Problem to work on: Your answer should be every line below that includes the word "Base".

Records from a data source:

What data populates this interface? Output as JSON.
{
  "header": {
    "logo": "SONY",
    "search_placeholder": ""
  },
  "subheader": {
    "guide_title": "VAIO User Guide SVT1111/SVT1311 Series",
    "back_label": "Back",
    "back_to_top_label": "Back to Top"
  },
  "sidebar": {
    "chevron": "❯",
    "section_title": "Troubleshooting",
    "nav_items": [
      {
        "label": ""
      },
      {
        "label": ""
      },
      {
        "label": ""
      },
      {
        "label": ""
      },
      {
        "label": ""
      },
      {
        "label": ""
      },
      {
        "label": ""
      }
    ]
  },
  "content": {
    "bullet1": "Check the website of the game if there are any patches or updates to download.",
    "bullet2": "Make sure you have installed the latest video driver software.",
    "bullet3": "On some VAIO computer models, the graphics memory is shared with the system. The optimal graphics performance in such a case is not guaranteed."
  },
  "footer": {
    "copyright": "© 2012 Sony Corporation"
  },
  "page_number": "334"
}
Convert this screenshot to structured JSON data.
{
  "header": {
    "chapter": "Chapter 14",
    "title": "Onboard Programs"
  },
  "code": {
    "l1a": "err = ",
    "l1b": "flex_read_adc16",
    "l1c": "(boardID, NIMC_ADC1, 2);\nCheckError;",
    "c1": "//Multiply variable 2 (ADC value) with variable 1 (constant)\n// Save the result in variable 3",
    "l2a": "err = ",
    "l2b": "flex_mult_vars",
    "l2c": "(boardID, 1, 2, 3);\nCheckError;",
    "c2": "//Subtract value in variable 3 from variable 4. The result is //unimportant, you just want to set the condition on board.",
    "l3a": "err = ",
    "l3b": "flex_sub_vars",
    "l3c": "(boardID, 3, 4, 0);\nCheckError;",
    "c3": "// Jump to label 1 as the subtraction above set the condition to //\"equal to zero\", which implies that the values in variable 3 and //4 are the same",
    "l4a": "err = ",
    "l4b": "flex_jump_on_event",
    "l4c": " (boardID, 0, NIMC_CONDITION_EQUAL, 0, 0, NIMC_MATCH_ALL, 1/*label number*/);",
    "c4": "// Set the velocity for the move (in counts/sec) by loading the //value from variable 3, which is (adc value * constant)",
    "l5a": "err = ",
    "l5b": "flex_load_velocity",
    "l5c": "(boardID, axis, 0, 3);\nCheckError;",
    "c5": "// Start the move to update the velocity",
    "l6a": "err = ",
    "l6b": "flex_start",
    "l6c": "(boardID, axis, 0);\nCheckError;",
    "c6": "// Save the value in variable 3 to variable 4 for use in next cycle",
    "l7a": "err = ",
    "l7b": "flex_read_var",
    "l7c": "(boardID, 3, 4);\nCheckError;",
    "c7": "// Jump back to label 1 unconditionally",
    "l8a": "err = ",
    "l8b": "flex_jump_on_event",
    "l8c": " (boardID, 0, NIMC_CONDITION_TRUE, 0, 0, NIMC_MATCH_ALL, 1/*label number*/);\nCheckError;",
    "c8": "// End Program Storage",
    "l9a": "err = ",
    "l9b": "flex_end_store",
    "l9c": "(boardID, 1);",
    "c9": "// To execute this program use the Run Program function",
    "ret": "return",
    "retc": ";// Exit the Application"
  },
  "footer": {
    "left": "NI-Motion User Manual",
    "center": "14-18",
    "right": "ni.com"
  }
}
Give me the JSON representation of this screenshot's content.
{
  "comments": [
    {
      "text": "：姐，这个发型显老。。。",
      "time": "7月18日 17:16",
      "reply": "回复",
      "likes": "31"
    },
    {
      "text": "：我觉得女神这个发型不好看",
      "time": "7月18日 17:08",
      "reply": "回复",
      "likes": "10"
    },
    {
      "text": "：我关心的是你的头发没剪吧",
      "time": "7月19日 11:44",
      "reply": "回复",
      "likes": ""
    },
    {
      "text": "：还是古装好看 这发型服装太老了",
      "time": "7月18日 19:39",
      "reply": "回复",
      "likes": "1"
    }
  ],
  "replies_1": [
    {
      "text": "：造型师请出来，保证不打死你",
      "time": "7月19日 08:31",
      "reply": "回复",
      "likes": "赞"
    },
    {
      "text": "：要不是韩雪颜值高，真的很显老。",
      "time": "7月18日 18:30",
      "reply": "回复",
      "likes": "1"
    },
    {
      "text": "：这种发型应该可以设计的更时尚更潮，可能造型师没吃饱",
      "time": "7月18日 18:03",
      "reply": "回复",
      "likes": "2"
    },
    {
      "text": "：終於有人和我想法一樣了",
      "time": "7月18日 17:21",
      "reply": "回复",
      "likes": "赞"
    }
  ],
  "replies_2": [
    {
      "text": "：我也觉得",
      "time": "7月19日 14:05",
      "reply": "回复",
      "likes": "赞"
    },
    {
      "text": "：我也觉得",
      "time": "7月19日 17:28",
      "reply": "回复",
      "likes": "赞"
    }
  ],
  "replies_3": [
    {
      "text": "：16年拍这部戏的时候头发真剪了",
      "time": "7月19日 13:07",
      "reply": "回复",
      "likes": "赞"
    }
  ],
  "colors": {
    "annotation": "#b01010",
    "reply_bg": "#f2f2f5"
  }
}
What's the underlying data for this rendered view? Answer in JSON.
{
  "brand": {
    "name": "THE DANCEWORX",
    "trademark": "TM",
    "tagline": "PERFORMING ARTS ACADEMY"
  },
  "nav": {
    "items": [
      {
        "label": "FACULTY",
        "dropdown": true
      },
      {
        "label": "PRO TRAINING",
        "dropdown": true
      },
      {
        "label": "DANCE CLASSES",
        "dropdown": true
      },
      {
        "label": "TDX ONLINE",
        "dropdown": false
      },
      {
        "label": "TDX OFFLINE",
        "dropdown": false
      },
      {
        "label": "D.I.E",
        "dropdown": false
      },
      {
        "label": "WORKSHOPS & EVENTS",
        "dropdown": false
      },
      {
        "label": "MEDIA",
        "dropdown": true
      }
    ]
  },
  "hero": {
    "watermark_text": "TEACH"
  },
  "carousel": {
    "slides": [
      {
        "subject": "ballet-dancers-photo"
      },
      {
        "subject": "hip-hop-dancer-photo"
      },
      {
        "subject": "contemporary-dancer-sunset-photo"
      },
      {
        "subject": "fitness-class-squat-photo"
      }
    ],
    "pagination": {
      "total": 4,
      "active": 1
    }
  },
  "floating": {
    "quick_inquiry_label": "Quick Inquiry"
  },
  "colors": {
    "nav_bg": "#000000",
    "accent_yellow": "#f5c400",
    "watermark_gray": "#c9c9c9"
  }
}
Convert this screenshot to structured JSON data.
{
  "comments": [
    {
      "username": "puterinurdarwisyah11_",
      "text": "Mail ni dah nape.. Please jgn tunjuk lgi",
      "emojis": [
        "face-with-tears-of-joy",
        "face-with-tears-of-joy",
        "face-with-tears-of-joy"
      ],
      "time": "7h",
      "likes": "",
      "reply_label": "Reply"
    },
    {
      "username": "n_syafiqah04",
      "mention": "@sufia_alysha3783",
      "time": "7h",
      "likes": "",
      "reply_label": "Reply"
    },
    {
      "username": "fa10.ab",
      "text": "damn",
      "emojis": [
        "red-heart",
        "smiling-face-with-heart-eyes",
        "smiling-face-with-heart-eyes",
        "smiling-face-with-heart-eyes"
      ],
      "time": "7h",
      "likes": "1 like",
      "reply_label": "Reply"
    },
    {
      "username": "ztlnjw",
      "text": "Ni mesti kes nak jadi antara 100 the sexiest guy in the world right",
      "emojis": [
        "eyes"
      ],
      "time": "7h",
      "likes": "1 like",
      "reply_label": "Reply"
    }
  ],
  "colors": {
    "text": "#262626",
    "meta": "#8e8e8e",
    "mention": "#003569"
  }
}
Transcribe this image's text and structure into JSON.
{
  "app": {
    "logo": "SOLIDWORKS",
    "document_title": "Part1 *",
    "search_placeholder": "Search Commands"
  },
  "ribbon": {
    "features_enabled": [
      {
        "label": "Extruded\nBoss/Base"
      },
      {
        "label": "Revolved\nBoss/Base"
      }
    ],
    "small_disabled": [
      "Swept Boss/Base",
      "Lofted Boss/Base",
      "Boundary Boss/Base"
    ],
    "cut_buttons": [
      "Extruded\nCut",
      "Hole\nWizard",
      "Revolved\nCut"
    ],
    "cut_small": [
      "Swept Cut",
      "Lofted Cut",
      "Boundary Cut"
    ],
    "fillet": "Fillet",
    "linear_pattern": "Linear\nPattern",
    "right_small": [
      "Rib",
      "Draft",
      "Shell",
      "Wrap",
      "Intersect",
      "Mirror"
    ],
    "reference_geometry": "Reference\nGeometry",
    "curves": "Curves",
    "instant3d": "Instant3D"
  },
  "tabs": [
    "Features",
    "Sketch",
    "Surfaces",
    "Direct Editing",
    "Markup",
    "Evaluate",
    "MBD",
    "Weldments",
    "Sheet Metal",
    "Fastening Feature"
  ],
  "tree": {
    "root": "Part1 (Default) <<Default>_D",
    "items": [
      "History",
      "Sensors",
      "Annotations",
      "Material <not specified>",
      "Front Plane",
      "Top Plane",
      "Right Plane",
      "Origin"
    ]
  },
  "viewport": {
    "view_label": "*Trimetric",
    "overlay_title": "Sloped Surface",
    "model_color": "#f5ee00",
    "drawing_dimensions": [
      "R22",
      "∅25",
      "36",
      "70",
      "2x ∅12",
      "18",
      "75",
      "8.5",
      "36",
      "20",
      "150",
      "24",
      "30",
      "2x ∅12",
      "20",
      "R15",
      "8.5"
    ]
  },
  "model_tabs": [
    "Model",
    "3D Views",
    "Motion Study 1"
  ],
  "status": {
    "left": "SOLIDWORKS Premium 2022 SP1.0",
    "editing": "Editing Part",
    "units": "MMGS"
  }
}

Task result:
        "label": "Extruded\nBoss/Base"
        "label": "Revolved\nBoss/Base"
      "Swept Boss/Base",
      "Lofted Boss/Base",
      "Boundary Boss/Base"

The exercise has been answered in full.